Overview:

Are we really empowering a new generation if we fail to use our power and reach to tackle this fundamental challenge to our planet? Younger people, especially in the regions we draw international students from are disproportionately vulnerable to the effects of global warming and increasingly they demand action.  

Fixing the complex global challenge that is climate change will take collective effort by people who are highly skilled across a range of disciplines and able to work across national borders – who does that sound like if not the people we educate? We have an obligation to do so much more; the good news is that we can do more as part of our core business; educating and helping students develop valuable skills like creative problem solving. 

The window of time to avert catastrophic change is closing fast; we have perhaps 10 years to act. Ask yourself if we can wait.

Take-home message:

The international sector is failing a new generation of students if we don't do more to raise awareness of the critical need to tackle climate change and develop students' ability to do so. This doesn't have to be at the expense of core business; it can become part of it.

Key interest area: Business development and strategy (BD&S) 
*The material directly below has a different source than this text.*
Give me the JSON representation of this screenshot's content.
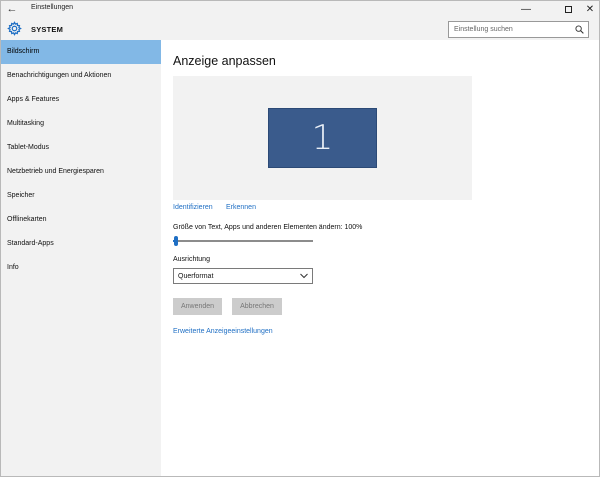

Other KIAs: Multiple interest areas (MULTI)


Ms Ailsa Lamont

Pomegranate Global

Ailsa Lamont has almost 30 years of experience in international relations and capacity building, including 20 years in international education. She founded Pomegranate Global in 2016, a company dedicated to guiding the education sector to do more to tackle environmental and social issues. In 2017, Ailsa trained as a Climate Reality Leader in Pittsburgh, US, with The Climate Reality Project, former US Vice-President Al Gore’s foundation to catalyse a global solution to the climate crisis. She has served as Pro Vice-Chancellor International and Social Innovation at CQUniversity Australia, where she led the university to become the first Australian institution recognised as a Changemaker Campus by the Ashoka U global network of universities. She has also held positions as Executive Director International at RMIT University, and International Director at James Cook University. Before joining the international education sector, Ailsa had a varied career in economic development, trade promotion, and capacity building in Eastern and Western Europe, and ran her own interpreting and translating business. She brings personal experience to her work, having been an international student in the USSR, Germany and Papua New Guinea.